YOUR ASSIGNMENT
From the records below, return every line containing the word "username".
DATA UNDER STUDY section start
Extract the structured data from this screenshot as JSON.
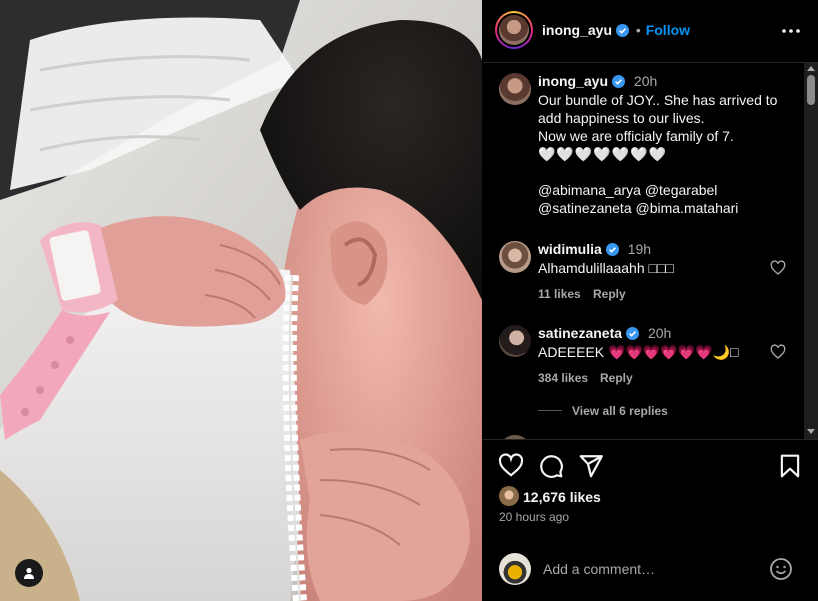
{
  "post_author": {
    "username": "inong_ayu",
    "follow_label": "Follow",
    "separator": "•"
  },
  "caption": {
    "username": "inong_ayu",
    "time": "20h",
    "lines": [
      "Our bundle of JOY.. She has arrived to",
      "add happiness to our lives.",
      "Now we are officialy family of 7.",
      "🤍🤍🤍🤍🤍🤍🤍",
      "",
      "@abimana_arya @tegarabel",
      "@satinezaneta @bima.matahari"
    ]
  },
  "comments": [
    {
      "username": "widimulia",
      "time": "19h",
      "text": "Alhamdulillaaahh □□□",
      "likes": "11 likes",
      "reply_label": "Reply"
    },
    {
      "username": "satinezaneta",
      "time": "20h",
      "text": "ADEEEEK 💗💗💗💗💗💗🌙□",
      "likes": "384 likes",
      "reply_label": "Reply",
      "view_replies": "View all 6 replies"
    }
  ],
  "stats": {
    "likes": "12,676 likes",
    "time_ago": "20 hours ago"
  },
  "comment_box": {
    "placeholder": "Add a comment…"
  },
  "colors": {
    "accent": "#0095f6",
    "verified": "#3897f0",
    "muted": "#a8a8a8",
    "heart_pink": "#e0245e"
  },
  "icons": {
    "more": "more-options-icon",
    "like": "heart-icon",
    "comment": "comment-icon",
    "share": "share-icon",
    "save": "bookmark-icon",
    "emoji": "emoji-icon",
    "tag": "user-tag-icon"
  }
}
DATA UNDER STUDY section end
RESULT OF THE EXERCISE
    "username": "inong_ayu",
    "username": "inong_ayu",
      "username": "widimulia",
      "username": "satinezaneta",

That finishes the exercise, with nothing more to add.